▶ _Work to complete_
For this exercise, repeat each entry exactly as written.

[Dataset rows describing interfaces]
______

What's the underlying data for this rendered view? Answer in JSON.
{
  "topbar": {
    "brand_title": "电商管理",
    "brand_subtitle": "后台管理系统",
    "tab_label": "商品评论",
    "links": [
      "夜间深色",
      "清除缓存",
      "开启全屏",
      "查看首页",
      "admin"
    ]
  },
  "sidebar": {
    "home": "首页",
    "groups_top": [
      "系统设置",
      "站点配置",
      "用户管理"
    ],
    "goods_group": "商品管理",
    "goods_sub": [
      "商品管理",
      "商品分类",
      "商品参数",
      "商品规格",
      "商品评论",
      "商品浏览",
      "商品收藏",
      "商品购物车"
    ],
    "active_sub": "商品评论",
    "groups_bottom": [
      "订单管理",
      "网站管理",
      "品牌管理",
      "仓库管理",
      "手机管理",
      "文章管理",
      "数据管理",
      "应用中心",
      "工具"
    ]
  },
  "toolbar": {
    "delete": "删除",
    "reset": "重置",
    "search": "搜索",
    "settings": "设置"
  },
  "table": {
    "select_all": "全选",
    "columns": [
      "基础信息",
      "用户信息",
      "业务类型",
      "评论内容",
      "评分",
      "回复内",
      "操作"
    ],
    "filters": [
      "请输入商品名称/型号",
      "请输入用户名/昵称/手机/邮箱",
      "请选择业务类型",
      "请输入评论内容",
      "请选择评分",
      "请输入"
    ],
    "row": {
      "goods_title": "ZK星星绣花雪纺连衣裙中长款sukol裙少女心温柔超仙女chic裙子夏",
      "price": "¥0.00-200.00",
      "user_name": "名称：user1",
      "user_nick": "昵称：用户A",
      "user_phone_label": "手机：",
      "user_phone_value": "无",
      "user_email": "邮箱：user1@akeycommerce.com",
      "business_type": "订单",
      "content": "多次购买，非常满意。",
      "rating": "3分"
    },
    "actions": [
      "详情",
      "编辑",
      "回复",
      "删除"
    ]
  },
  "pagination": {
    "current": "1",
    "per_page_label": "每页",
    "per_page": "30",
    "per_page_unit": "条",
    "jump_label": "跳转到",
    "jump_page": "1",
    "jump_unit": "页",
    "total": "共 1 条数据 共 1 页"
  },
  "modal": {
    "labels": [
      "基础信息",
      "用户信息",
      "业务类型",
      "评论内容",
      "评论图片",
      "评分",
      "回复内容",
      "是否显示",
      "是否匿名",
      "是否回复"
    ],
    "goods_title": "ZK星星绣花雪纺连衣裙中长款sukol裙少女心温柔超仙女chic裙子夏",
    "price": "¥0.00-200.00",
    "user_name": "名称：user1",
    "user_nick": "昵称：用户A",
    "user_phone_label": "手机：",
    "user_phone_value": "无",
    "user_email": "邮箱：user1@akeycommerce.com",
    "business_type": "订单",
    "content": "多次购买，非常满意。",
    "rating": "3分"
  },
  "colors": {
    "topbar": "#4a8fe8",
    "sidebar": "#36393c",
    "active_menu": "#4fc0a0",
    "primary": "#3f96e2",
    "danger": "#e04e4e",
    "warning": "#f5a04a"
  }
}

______

▶ _Answer below_
What's the underlying data for this rendered view? Answer in JSON.
{
  "topbar": {
    "brand_title": "电商管理",
    "brand_subtitle": "后台管理系统",
    "tab_label": "商品评论",
    "links": [
      "夜间深色",
      "清除缓存",
      "开启全屏",
      "查看首页",
      "admin"
    ]
  },
  "sidebar": {
    "home": "首页",
    "groups_top": [
      "系统设置",
      "站点配置",
      "用户管理"
    ],
    "goods_group": "商品管理",
    "goods_sub": [
      "商品管理",
      "商品分类",
      "商品参数",
      "商品规格",
      "商品评论",
      "商品浏览",
      "商品收藏",
      "商品购物车"
    ],
    "active_sub": "商品评论",
    "groups_bottom": [
      "订单管理",
      "网站管理",
      "品牌管理",
      "仓库管理",
      "手机管理",
      "文章管理",
      "数据管理",
      "应用中心",
      "工具"
    ]
  },
  "toolbar": {
    "delete": "删除",
    "reset": "重置",
    "search": "搜索",
    "settings": "设置"
  },
  "table": {
    "select_all": "全选",
    "columns": [
      "基础信息",
      "用户信息",
      "业务类型",
      "评论内容",
      "评分",
      "回复内",
      "操作"
    ],
    "filters": [
      "请输入商品名称/型号",
      "请输入用户名/昵称/手机/邮箱",
      "请选择业务类型",
      "请输入评论内容",
      "请选择评分",
      "请输入"
    ],
    "row": {
      "goods_title": "ZK星星绣花雪纺连衣裙中长款sukol裙少女心温柔超仙女chic裙子夏",
      "price": "¥0.00-200.00",
      "user_name": "名称：user1",
      "user_nick": "昵称：用户A",
      "user_phone_label": "手机：",
      "user_phone_value": "无",
      "user_email": "邮箱：user1@akeycommerce.com",
      "business_type": "订单",
      "content": "多次购买，非常满意。",
      "rating": "3分"
    },
    "actions": [
      "详情",
      "编辑",
      "回复",
      "删除"
    ]
  },
  "pagination": {
    "current": "1",
    "per_page_label": "每页",
    "per_page": "30",
    "per_page_unit": "条",
    "jump_label": "跳转到",
    "jump_page": "1",
    "jump_unit": "页",
    "total": "共 1 条数据 共 1 页"
  },
  "modal": {
    "labels": [
      "基础信息",
      "用户信息",
      "业务类型",
      "评论内容",
      "评论图片",
      "评分",
      "回复内容",
      "是否显示",
      "是否匿名",
      "是否回复"
    ],
    "goods_title": "ZK星星绣花雪纺连衣裙中长款sukol裙少女心温柔超仙女chic裙子夏",
    "price": "¥0.00-200.00",
    "user_name": "名称：user1",
    "user_nick": "昵称：用户A",
    "user_phone_label": "手机：",
    "user_phone_value": "无",
    "user_email": "邮箱：user1@akeycommerce.com",
    "business_type": "订单",
    "content": "多次购买，非常满意。",
    "rating": "3分"
  },
  "colors": {
    "topbar": "#4a8fe8",
    "sidebar": "#36393c",
    "active_menu": "#4fc0a0",
    "primary": "#3f96e2",
    "danger": "#e04e4e",
    "warning": "#f5a04a"
  }
}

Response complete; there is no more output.